"U.S Leadership in a Post 9/11 World: Comparing World Views and Foreign Policy Decisions of George W. Bush and Barak Obama," (with Allan Wilford), Howard H. Baker Center, Jr. Center for Public Policy, Policy Brief 1:14, 2014.
Compares and contrasts the world-views and foreign policy actions of Presidents George W. Bush and Barack Obama, examining specific policies of the two administrations to identify any substantive differences. The areas examined include overall military spending, foreign aid allocations, international commitments, and voting alignments in the United Nations General Assembly. The concluding section evaluates what the future may hold for President Obama as he progresses more fully into his second term.
"Political Stability and the Incidence of Piracy" (with Ursula Daxecker). Journal of Conflict Resolution 57, no. 6 (2013): 940-965.

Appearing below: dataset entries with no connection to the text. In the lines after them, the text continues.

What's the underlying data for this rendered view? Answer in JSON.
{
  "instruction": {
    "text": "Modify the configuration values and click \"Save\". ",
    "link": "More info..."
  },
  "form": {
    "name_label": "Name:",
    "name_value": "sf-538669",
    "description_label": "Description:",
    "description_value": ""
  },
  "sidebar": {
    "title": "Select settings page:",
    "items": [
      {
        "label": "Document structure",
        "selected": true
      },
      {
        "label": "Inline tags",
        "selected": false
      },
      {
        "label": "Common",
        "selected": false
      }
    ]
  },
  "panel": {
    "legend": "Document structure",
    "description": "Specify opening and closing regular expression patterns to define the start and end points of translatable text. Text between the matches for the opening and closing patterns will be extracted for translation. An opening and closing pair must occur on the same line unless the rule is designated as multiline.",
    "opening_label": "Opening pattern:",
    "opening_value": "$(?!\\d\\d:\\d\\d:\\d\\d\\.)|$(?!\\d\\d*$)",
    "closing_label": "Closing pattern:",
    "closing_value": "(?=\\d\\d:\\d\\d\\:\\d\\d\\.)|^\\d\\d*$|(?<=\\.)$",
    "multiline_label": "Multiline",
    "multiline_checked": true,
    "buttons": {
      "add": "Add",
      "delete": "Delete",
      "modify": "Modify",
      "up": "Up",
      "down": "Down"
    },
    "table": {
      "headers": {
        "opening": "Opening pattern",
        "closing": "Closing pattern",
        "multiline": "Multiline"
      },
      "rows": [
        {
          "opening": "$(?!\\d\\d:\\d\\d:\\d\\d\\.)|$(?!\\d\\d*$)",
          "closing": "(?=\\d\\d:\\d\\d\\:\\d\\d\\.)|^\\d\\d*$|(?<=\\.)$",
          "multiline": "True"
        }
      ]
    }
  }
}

Uses data on all countries with coastlines from 1995–2007 to show that state weakness and reductions in fisheries production values affect piracy. Permissive institutional environments and the lack of employment in states’ fishing sectors both help to drive the increase in piracy. These findings suggest that international efforts in combating piracy should center on improving the institutional environments and labor opportunities that tend to drive maritime piracy.
"The Use of U.S. Military Force" (with Mark Souva), in The Handbook of American Foreign Policy, edited by Steven Hook and Christopher Jones (Routledge, 2011), 319-332.
Maps a general model of conflict process onto U.S. uses of force to explore whether the forces that press leaders to militarize contentious issues in general are the same ones that press U.S. presidents to militarily intervene abroad. Despite historical and more recent claims of American exceptionalism, U.S. conflict behavior closely follows the theoretical expectations derived in general models of inter-state armed conflict.
"Interventions and Uses of Force Short of War" in The International Studies Encyclopedia, Volume VII, edited by Robert A. Denemark (Wiley-Blackwell, 2010), 4646-4669.
Explores the idea that leaders take their countries down the path towards war when increasingly coercive foreign policy actions meet rival leaders who fear exploitation and see accommodative policy responses as signaling political and military weakness. Since militarization of a contentious issue only reinforces enemy images and heightens insecurities, the international community must be proactive in overseeing efforts to resolve such salient disputes.
"Institutional Instability and the Credibility of Audience Costs: Examining the Impact of Political Participation on Interstate Crisis Bargaining" Journal of Peace Research 40, no. 1 (2003): 67-84.
Discusses how, if the ability of opposition groups to challenge government policies enables state leaders to communicate credibly their intentions and thus avoid conflict, increased attention needs to be given to the permanence of such structural features of the domestic political environment. What may facilitate efficient signaling is not only competitive political participation, but also the enduring nature of such participation. Contiguity, military balance, and years at peace also appear to influence dispute reciprocation.